• [PROBLEM REQUIREMENTS] Everything in the data below should be restated word for word.

★ ★ ★

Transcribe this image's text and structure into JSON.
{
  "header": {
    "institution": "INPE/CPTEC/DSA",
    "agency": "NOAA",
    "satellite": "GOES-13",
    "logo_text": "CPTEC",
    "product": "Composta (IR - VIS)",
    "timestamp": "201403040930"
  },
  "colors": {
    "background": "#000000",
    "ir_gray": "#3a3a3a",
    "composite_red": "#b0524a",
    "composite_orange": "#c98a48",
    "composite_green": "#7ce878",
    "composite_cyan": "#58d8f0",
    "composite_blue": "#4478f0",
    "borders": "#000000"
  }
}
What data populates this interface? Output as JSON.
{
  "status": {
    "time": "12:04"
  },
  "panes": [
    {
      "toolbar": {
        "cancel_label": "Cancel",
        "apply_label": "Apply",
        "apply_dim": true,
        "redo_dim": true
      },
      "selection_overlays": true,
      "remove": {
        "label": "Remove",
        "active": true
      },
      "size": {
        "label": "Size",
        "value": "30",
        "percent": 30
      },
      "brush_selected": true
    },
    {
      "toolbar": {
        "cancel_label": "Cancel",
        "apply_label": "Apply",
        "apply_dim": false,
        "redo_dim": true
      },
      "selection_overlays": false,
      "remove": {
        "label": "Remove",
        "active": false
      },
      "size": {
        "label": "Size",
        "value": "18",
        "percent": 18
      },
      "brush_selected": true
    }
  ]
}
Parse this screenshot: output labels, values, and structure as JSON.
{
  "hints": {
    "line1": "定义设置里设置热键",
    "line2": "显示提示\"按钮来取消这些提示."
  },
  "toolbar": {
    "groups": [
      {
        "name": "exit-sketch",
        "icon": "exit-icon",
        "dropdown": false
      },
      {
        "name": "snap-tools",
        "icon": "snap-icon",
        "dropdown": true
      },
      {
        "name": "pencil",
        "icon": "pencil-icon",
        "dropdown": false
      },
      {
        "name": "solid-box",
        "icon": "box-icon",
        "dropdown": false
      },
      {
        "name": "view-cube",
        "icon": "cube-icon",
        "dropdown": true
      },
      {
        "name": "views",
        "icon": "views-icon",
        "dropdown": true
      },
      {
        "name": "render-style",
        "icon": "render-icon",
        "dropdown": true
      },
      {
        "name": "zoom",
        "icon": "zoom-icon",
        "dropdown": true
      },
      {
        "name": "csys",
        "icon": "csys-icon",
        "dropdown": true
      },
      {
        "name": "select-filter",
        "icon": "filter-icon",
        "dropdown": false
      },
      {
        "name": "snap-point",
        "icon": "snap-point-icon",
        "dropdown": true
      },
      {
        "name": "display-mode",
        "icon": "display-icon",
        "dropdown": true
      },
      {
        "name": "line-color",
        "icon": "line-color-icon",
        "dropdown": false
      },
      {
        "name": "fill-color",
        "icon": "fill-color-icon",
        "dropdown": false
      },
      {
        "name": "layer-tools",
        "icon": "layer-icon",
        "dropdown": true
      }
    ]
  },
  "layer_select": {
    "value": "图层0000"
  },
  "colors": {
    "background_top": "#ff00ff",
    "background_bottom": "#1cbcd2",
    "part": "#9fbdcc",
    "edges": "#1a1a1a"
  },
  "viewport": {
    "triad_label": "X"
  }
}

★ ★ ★

• [RESPONSE AREA]
Transcribe this image's text and structure into JSON.
{
  "header": {
    "institution": "INPE/CPTEC/DSA",
    "agency": "NOAA",
    "satellite": "GOES-13",
    "logo_text": "CPTEC",
    "product": "Composta (IR - VIS)",
    "timestamp": "201403040930"
  },
  "colors": {
    "background": "#000000",
    "ir_gray": "#3a3a3a",
    "composite_red": "#b0524a",
    "composite_orange": "#c98a48",
    "composite_green": "#7ce878",
    "composite_cyan": "#58d8f0",
    "composite_blue": "#4478f0",
    "borders": "#000000"
  }
}
What data populates this interface? Output as JSON.
{
  "status": {
    "time": "12:04"
  },
  "panes": [
    {
      "toolbar": {
        "cancel_label": "Cancel",
        "apply_label": "Apply",
        "apply_dim": true,
        "redo_dim": true
      },
      "selection_overlays": true,
      "remove": {
        "label": "Remove",
        "active": true
      },
      "size": {
        "label": "Size",
        "value": "30",
        "percent": 30
      },
      "brush_selected": true
    },
    {
      "toolbar": {
        "cancel_label": "Cancel",
        "apply_label": "Apply",
        "apply_dim": false,
        "redo_dim": true
      },
      "selection_overlays": false,
      "remove": {
        "label": "Remove",
        "active": false
      },
      "size": {
        "label": "Size",
        "value": "18",
        "percent": 18
      },
      "brush_selected": true
    }
  ]
}
Parse this screenshot: output labels, values, and structure as JSON.
{
  "hints": {
    "line1": "定义设置里设置热键",
    "line2": "显示提示\"按钮来取消这些提示."
  },
  "toolbar": {
    "groups": [
      {
        "name": "exit-sketch",
        "icon": "exit-icon",
        "dropdown": false
      },
      {
        "name": "snap-tools",
        "icon": "snap-icon",
        "dropdown": true
      },
      {
        "name": "pencil",
        "icon": "pencil-icon",
        "dropdown": false
      },
      {
        "name": "solid-box",
        "icon": "box-icon",
        "dropdown": false
      },
      {
        "name": "view-cube",
        "icon": "cube-icon",
        "dropdown": true
      },
      {
        "name": "views",
        "icon": "views-icon",
        "dropdown": true
      },
      {
        "name": "render-style",
        "icon": "render-icon",
        "dropdown": true
      },
      {
        "name": "zoom",
        "icon": "zoom-icon",
        "dropdown": true
      },
      {
        "name": "csys",
        "icon": "csys-icon",
        "dropdown": true
      },
      {
        "name": "select-filter",
        "icon": "filter-icon",
        "dropdown": false
      },
      {
        "name": "snap-point",
        "icon": "snap-point-icon",
        "dropdown": true
      },
      {
        "name": "display-mode",
        "icon": "display-icon",
        "dropdown": true
      },
      {
        "name": "line-color",
        "icon": "line-color-icon",
        "dropdown": false
      },
      {
        "name": "fill-color",
        "icon": "fill-color-icon",
        "dropdown": false
      },
      {
        "name": "layer-tools",
        "icon": "layer-icon",
        "dropdown": true
      }
    ]
  },
  "layer_select": {
    "value": "图层0000"
  },
  "colors": {
    "background_top": "#ff00ff",
    "background_bottom": "#1cbcd2",
    "part": "#9fbdcc",
    "edges": "#1a1a1a"
  },
  "viewport": {
    "triad_label": "X"
  }
}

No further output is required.